## Source material
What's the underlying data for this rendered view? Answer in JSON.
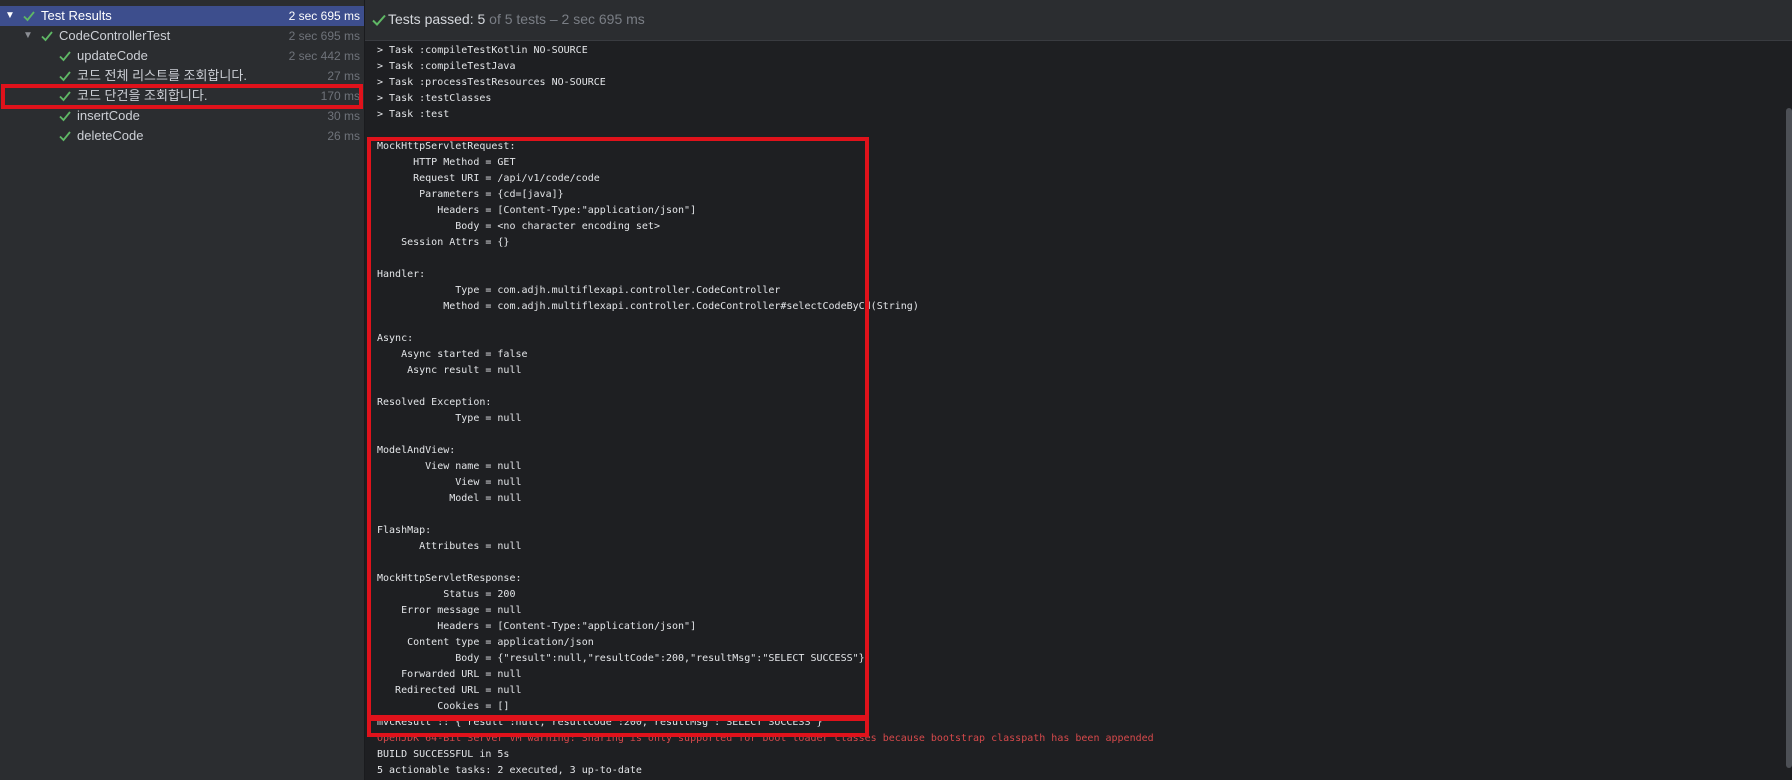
{
  "tree": {
    "root": {
      "label": "Test Results",
      "duration": "2 sec 695 ms"
    },
    "suite": {
      "label": "CodeControllerTest",
      "duration": "2 sec 695 ms"
    },
    "tests": [
      {
        "label": "updateCode",
        "duration": "2 sec 442 ms"
      },
      {
        "label": "코드 전체 리스트를 조회합니다.",
        "duration": "27 ms"
      },
      {
        "label": "코드 단건을 조회합니다.",
        "duration": "170 ms"
      },
      {
        "label": "insertCode",
        "duration": "30 ms"
      },
      {
        "label": "deleteCode",
        "duration": "26 ms"
      }
    ]
  },
  "status": {
    "main": "Tests passed: 5",
    "sub": " of 5 tests – 2 sec 695 ms"
  },
  "colors": {
    "pass_green": "#5fb865",
    "highlight_red": "#e0121b",
    "error_text": "#d6494b",
    "selection": "#3d4e8d"
  },
  "log_lines": [
    "> Task :compileTestKotlin NO-SOURCE",
    "> Task :compileTestJava",
    "> Task :processTestResources NO-SOURCE",
    "> Task :testClasses",
    "> Task :test",
    "",
    "MockHttpServletRequest:",
    "      HTTP Method = GET",
    "      Request URI = /api/v1/code/code",
    "       Parameters = {cd=[java]}",
    "          Headers = [Content-Type:\"application/json\"]",
    "             Body = <no character encoding set>",
    "    Session Attrs = {}",
    "",
    "Handler:",
    "             Type = com.adjh.multiflexapi.controller.CodeController",
    "           Method = com.adjh.multiflexapi.controller.CodeController#selectCodeByCd(String)",
    "",
    "Async:",
    "    Async started = false",
    "     Async result = null",
    "",
    "Resolved Exception:",
    "             Type = null",
    "",
    "ModelAndView:",
    "        View name = null",
    "             View = null",
    "            Model = null",
    "",
    "FlashMap:",
    "       Attributes = null",
    "",
    "MockHttpServletResponse:",
    "           Status = 200",
    "    Error message = null",
    "          Headers = [Content-Type:\"application/json\"]",
    "     Content type = application/json",
    "             Body = {\"result\":null,\"resultCode\":200,\"resultMsg\":\"SELECT SUCCESS\"}",
    "    Forwarded URL = null",
    "   Redirected URL = null",
    "          Cookies = []",
    "mvcResult :: {\"result\":null,\"resultCode\":200,\"resultMsg\":\"SELECT SUCCESS\"}",
    "OpenJDK 64-Bit Server VM warning: Sharing is only supported for boot loader classes because bootstrap classpath has been appended",
    "BUILD SUCCESSFUL in 5s",
    "5 actionable tasks: 2 executed, 3 up-to-date"
  ]
}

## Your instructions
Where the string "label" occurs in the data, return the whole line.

## Task output
      "label": "Test Results",
      "label": "CodeControllerTest",
        "label": "updateCode",
        "label": "코드 전체 리스트를 조회합니다.",
        "label": "코드 단건을 조회합니다.",
        "label": "insertCode",
        "label": "deleteCode",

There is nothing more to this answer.